Activity:
Return a copy of every line in the records that includes the word "team".

━━━━━ The data

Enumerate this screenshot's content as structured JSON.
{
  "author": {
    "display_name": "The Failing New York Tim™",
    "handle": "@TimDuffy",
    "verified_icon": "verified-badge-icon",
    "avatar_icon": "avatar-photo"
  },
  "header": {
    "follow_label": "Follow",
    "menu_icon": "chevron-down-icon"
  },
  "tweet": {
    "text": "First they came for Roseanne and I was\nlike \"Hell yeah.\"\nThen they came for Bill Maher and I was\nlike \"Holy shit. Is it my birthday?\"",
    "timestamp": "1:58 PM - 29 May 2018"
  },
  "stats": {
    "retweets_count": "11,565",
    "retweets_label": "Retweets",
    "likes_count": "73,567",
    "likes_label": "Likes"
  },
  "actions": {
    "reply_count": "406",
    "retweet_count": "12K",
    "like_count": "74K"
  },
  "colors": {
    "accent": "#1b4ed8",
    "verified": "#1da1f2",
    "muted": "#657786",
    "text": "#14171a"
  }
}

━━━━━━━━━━
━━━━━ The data

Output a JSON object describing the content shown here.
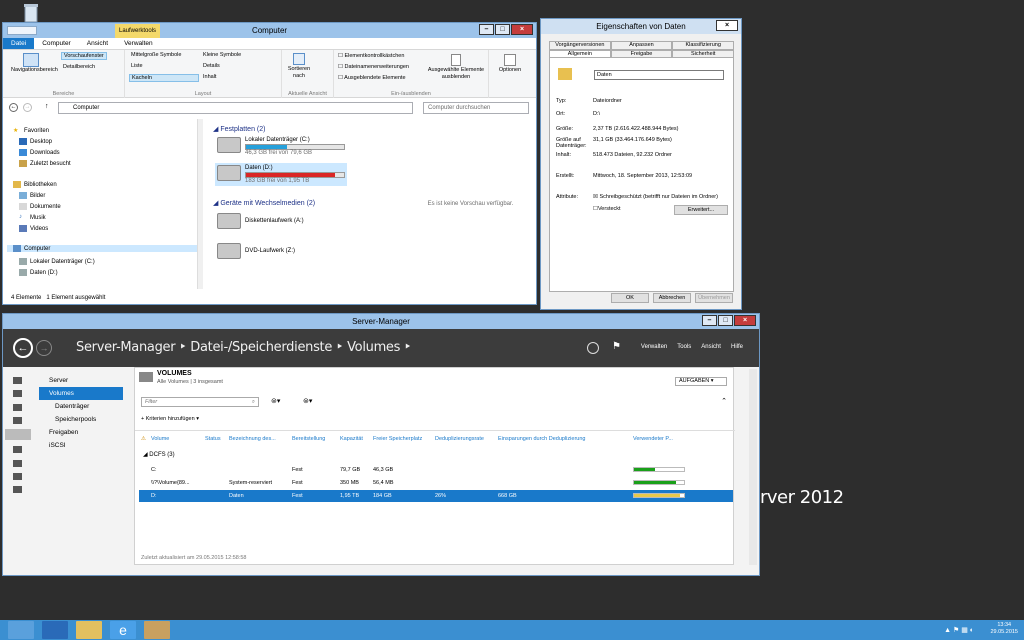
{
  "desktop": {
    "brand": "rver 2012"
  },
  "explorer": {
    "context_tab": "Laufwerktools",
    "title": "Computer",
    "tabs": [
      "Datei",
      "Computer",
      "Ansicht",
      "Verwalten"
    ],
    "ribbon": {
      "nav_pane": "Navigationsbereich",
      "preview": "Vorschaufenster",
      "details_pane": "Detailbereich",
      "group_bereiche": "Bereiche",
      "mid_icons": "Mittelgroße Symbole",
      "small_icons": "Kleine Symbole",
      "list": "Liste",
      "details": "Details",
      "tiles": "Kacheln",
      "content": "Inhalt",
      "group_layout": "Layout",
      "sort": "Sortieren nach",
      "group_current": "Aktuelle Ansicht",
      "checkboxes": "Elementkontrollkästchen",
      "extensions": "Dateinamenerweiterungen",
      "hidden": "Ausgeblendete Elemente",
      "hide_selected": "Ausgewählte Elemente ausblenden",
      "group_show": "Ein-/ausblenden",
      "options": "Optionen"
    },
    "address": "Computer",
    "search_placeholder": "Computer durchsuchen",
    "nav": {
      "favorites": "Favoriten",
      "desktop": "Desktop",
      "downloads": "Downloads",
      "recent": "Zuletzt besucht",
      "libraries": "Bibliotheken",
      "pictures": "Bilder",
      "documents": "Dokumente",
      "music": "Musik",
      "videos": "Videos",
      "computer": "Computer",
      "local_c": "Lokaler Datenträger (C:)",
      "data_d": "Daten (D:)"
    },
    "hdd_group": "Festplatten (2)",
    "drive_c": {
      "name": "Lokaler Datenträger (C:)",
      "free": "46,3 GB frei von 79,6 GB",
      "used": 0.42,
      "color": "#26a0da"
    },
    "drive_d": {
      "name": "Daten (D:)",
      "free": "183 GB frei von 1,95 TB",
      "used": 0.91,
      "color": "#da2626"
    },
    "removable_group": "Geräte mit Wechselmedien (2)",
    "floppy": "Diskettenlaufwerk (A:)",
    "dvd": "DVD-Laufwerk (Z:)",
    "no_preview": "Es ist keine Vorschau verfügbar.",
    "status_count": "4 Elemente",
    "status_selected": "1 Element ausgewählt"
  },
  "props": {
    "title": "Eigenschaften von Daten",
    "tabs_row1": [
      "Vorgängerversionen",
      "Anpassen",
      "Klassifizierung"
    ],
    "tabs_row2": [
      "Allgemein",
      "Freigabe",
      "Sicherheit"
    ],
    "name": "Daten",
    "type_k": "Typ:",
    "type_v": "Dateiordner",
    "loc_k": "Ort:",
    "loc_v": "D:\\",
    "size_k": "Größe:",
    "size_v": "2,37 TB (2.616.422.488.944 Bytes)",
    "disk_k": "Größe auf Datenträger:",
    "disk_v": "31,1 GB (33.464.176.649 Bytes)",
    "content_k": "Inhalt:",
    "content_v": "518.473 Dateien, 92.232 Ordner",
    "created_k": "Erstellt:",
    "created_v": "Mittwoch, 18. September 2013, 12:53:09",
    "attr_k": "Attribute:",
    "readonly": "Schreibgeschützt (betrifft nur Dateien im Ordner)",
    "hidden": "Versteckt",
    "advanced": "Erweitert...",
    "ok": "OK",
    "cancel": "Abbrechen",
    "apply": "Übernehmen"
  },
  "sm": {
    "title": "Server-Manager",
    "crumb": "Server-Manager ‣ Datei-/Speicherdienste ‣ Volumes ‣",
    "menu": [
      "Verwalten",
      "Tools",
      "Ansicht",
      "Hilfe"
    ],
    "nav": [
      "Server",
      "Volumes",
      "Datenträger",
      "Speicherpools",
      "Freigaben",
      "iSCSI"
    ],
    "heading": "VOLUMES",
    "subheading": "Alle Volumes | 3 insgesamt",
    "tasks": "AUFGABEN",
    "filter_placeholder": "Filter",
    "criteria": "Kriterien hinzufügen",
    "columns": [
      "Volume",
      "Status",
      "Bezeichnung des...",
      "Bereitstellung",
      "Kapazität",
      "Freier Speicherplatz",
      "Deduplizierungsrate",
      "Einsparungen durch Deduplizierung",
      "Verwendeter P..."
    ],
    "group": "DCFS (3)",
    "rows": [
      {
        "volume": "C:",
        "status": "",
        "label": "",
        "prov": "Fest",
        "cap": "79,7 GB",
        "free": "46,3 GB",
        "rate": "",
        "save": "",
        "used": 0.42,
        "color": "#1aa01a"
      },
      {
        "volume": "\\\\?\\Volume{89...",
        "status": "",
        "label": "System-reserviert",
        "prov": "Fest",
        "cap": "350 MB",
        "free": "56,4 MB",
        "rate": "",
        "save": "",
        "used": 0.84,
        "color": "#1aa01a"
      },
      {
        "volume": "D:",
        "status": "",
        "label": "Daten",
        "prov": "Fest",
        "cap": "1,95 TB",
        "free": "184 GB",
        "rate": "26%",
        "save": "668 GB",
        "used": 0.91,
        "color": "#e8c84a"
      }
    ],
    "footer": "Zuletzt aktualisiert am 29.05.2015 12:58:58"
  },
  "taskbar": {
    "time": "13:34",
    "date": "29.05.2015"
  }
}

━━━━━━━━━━
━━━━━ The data

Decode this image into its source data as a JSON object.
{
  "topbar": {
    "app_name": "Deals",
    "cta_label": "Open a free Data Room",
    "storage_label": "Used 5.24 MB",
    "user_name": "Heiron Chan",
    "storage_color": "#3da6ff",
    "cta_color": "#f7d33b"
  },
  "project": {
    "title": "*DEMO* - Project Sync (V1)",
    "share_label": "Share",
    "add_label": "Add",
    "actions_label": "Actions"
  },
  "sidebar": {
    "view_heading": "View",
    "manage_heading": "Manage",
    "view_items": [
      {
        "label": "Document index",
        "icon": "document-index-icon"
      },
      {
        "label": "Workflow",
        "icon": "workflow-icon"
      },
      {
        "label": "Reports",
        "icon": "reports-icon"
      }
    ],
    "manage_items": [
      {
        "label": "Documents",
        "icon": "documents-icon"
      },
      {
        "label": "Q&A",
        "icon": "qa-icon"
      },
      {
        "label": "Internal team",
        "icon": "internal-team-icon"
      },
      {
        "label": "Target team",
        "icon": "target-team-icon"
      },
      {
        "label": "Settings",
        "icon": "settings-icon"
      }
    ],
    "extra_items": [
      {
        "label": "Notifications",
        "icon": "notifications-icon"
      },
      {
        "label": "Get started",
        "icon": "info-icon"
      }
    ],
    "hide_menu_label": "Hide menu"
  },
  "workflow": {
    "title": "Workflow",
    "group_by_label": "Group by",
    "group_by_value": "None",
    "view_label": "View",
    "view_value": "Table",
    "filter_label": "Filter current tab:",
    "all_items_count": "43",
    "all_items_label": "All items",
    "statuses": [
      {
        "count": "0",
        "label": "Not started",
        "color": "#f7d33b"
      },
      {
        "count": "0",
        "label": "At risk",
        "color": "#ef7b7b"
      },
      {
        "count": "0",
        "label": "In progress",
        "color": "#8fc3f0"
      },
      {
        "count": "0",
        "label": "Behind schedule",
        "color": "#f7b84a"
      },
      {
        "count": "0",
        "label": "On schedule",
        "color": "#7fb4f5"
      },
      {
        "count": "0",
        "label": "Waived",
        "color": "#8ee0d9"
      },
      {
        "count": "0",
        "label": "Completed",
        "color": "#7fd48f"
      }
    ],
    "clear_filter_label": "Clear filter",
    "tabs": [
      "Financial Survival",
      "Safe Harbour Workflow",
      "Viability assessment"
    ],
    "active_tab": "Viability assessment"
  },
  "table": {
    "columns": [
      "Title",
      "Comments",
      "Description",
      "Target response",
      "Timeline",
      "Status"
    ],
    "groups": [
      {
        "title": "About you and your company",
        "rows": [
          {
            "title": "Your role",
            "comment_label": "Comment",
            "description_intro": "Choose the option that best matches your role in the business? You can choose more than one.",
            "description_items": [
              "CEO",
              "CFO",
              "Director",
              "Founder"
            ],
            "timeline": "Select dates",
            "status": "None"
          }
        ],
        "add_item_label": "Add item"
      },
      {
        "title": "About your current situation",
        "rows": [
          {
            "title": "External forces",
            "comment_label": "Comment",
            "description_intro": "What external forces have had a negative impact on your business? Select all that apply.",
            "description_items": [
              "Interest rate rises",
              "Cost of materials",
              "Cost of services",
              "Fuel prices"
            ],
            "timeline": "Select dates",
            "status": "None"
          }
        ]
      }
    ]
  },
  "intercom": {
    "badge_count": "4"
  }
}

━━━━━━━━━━

Task response:
        "label": "Internal team",
        "icon": "internal-team-icon"
        "label": "Target team",
        "icon": "target-team-icon"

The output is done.